Thank you for your prayers and continued support.
Tonight we are sharing on a much deeper level. It is the unspoken truth many know, some can sense and a few have read between the lines. Tonight the unspoken has a voice that I hope will help transform us, awaken new possibilities and uncover hidden blessings so we continue to heal.
We have hit (what I hope) is…was our all time low. It has not been an easy road the last month (yes, still queen of the understatements)
Caregiving is all consuming. It swallows the person you were, the person you are and the person you hope to be. Adapting to a major life altering change forces you into a world of uncertainty. Brain Injury affects the entire family. Relationships change. Finances and employment can change. The familiar story changes, leaving us feeling isolated, fearful and in a constant state of anxiety waiting for the next seizure, appeal or outburst. The cuts to services and medical coverage adds to my personal burden to create care for Corey. Each day I feel more stressed and more vulnerable which leads to feelings of helplessness. Exhaustion is the enemy. It alters intellect, emotions and thought clarity.

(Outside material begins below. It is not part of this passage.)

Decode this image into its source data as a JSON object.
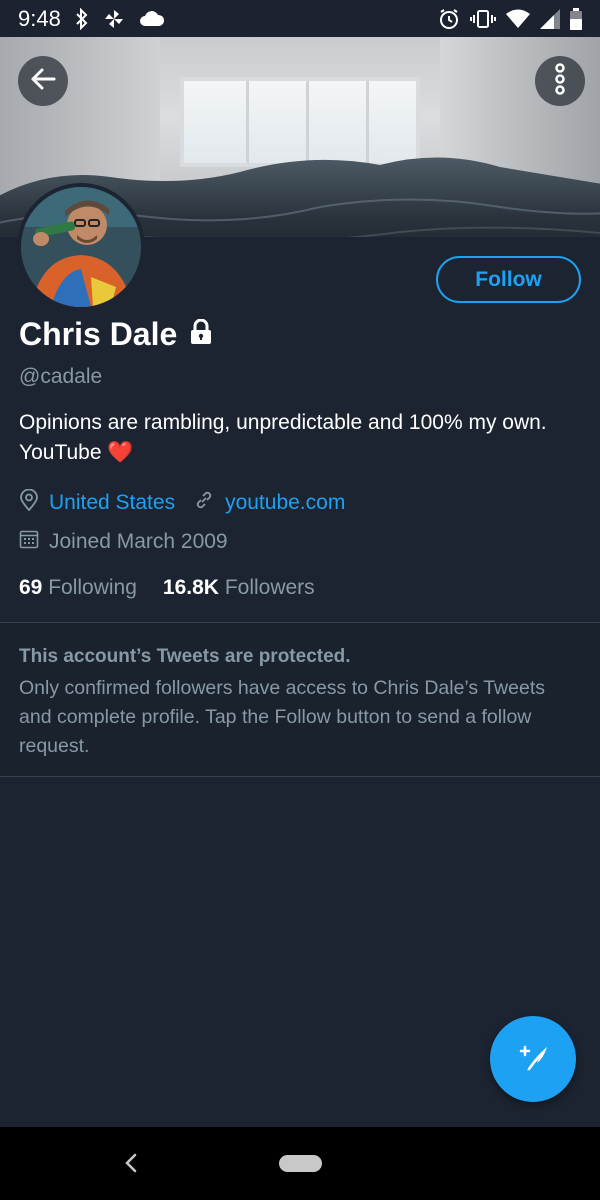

A family goes through the grief stages as if there was a death; shock, pain, anger, bargaining, depression, reconstruction and acceptance. I’m not sure I’ve made it through most of these. In fact, I’m sure I haven’t and that is why I collapsed this month. I handled the shock…the anger was suppressed, bargaining became defiance. When someone said, “you can’t” or “it won’t happen” it just challenged me to make it happen and be more determined to accomplish what ever it was I needed to get for Corey.
Coming to terms emotionally with our changed life means I have to mourn the life we all lost. I’ve suppressed the anger, depression and masked the pain with every breath I had because I felt I had to stay focused and forward thinking not only to help Corey but for Caitlin and JohnPaul. We had to survive our new life.

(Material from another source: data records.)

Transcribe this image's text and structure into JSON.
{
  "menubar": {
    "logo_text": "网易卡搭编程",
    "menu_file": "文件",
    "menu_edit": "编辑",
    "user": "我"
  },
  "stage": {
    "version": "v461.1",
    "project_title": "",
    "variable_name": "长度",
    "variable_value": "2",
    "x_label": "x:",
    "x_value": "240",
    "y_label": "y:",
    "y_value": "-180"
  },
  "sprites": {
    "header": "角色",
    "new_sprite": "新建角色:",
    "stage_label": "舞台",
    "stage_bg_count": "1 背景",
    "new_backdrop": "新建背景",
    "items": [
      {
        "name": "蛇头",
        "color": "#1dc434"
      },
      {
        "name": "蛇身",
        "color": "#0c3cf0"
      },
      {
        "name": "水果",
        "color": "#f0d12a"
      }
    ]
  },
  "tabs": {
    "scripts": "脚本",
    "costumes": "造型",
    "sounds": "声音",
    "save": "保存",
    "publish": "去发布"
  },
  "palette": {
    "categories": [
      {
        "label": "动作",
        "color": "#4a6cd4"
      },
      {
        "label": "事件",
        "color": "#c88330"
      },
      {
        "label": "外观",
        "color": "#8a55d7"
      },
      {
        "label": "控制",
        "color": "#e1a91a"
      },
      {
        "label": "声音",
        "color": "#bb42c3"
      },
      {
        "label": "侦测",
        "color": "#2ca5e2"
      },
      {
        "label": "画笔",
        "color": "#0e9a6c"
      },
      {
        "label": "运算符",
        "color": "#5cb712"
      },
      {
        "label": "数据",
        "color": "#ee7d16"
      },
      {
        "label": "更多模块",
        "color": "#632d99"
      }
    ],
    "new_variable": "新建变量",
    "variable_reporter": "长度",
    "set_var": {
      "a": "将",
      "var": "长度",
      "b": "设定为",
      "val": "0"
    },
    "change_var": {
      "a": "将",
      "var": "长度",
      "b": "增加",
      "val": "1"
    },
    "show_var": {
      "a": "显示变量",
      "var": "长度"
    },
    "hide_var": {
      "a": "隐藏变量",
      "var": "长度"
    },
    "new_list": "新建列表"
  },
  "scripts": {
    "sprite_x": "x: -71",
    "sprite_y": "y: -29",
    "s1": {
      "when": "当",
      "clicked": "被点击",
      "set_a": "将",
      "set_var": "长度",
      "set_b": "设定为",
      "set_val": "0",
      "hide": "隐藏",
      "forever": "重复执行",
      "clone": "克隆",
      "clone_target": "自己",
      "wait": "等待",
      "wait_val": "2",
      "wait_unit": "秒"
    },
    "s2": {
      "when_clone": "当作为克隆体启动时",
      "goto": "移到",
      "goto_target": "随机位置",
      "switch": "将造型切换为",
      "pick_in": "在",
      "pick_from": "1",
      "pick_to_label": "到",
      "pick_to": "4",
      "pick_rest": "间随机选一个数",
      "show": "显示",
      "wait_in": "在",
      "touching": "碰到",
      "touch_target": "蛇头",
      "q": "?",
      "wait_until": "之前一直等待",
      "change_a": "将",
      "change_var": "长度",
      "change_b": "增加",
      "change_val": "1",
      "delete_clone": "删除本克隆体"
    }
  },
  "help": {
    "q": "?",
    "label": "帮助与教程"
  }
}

As the saying goes, “you can run but you can’t hide”…the volcano has erupted and almost wiped out the village!
“the world breaks everyone and afterward many are strong at the broken places” – Ernest Hemingway
Time for reconstruction; becoming stronger at our broken places.
Life after brain injury for the survivor, caregiver and family, takes courage. It requires learning many new skills and adjusting (often painfully) to the “new normal”. We want to run from the pain, deny this is happening and hope it all goes away (even though we know it won’t).
With life turned upside down, journaling gives us a voice releasing the fear, uncertainty and pain. The pages don’t judge, the words free us from imploding. The pages will not criticize because we are not adjusting or stop us because we repeat the same story over and over as we process our thoughts. Journaling patiently accepts our sadness and tears. It absorbs the pain, never complains as we speak in confused circles and it replaces the quicksand with solid ground to help our thoughts and words turn to action, launching us towards the future.
Corey and I have been working on “writing therapy”. She’s become accustomed to identifying her emotions using her named personalities, moving towards expanding her description using a journaling approach. Every day she begins her process with a few strokes of her pen, moves to her keyboard and gradually we work through her day, her thoughts, her story.
We are replacing ‘don’t’ and can’t with DO and CAN. We focus on her feeling safe, giving one direction, one question, limit choices, keep to a strict routine. We are rephrasing sentences so we don’t ask questions that challenge her short term memory such as “Do you remember”, “Did you forget”? She is finding her voice hidden behind her scream.
Today’s prompt; My brain injury will not prevent me from…
my brain injury will not prevent me from succeeding.
when i can not find the right way i don’t give up. i try and try again until it is found.
there are basicaly 100 rights to a wrong and you can always make sure your negative situation is positive. it is all in the way you look at it.
i think that brain injury is a nasty combination of words because no one wants to be thought of as the one with a brain injury or anything like it, when really there is so much more to a human.
We are learning acceptance and how to reconstruct our lives because we will NOT let brain injury keep us from succeeding, xoxo